Basically, if you want the full story on Billy McFarland, you should watch Hulu's Fyre Fraud. If you just want to jump right into the Fyre Festival stuff, then Netflix's Fyre gets right to the point.
Do you want the best footage from the island?
While Hulu's Fyre Fraud focuses largely on Billy McFarland and the other people that helped to plan Fyre Festival, Netflix's Fyre offers insight from natives of Great Exuma, The Bahamas, who were supposed to work the major festival. Fyre interviews local caterers who lost out on tons of money because of how the event was mishandled, as well as local workers who saw the writing on the wall about the epic failure before it happened. The doc also notably features a lot more footage of the set-up on the island, including McFarland and Ja Rule's visits to the site.
So, if you are interested in getting the story of the Bahamian workers that were duped by Fyre Festival, then Netflix's Fyre is the way to go. Stick with Hulu's Fyre Fraud if you would rather have an in-depth look at the people planning the festival rather than the people affected by it.
Do you want the full story or outrageous stories?
This is probably the most important question to ask yourself when deciding on which Fyre Festival documentary to watch. Hulu's Fyre Fraud definitely offers a more detailed look into how Fyre Festival became such a colossal disaster, but Netflix's Fyre offers the wildest stories about the mis-planning of the event.

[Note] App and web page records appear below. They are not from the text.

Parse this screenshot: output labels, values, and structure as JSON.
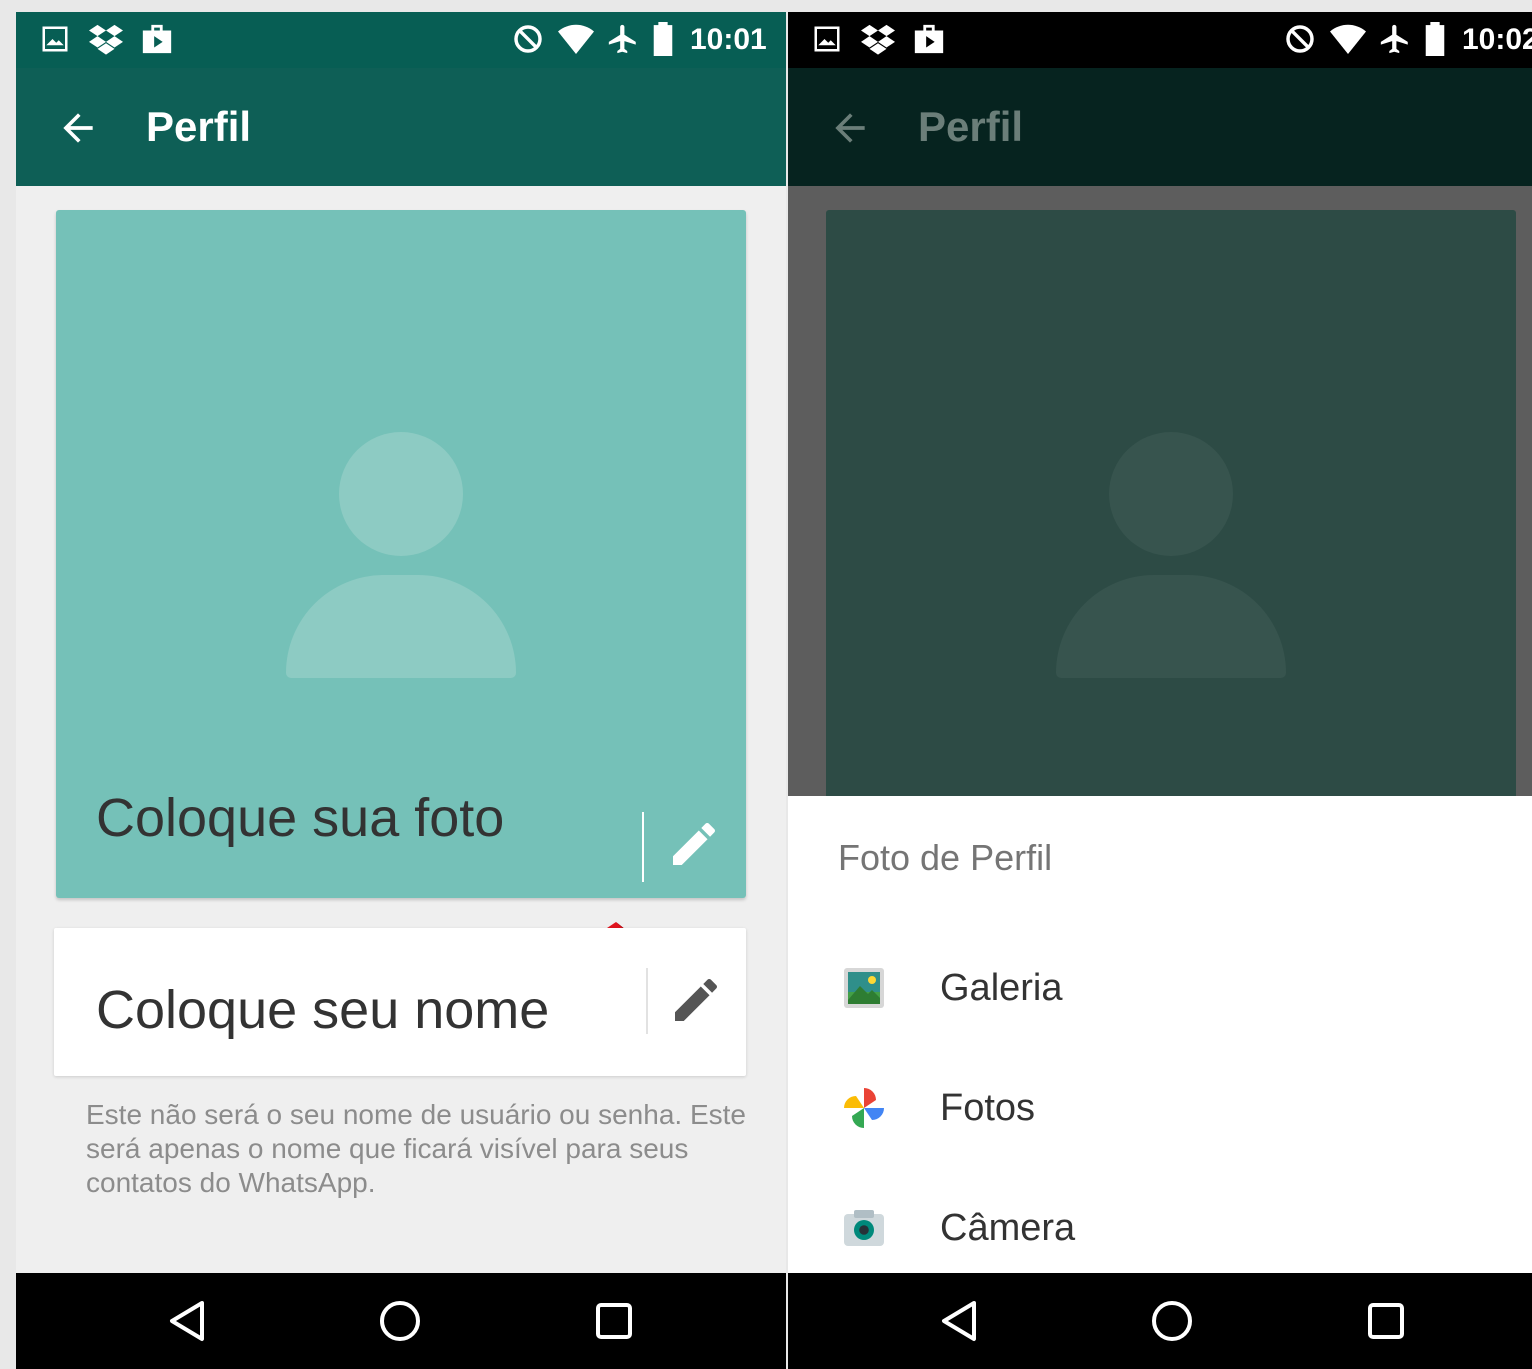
{
  "left_screen": {
    "status_time": "10:01",
    "title": "Perfil",
    "photo_label": "Coloque sua foto",
    "name_label": "Coloque seu nome",
    "hint": "Este não será o seu nome de usuário ou senha. Este será apenas o nome que ficará visível para seus contatos do WhatsApp."
  },
  "right_screen": {
    "status_time": "10:02",
    "title": "Perfil",
    "sheet_title": "Foto de Perfil",
    "options": [
      {
        "label": "Galeria",
        "icon": "gallery-icon"
      },
      {
        "label": "Fotos",
        "icon": "photos-pinwheel-icon"
      },
      {
        "label": "Câmera",
        "icon": "camera-icon"
      }
    ]
  },
  "colors": {
    "accent": "#075e54",
    "photo_placeholder": "#75c1b8",
    "annotation_arrow": "#e0141e"
  }
}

One important thing to note is that Netflix's Fyre is produced by Jerry Media, the social media team behind popular Instagram account F*ckJerry and a partner in helping to advertise Fyre Festival in the first place. Hulu's Fyre Fraud includes testimony from a former F*ckJerry employee who points out the brand's complicity in advertising on an event they suspected was a scam, and even calls out Netflix's Fyre for covering this aspect of the event up. As this suggests, Hulu's documentary provides a much more far-reaching and in-depth exploration of the various forces behind Fyre Festival, whereas Netflix's doc pins the blame pretty much solely on Billy McFarland.
But in exchange for the lack of nuance, Netflix's Fyre definitely delivers the most shocking, gasp-inducing stories from behind the scenes of the Fyre Festival planning. The wildest of the bunch comes when one of the planners admits that he was about to perform a sexual act on a delivery man in order to secure a delivery of bottled waters that the festival would not afford. So, yeah — if you're looking for the wildest stories, then Fyre is for you.
In the end, both documentaries have their own specific strengths and weaknesses, so viewing them both is the best way to get the full story on Fyre Festival.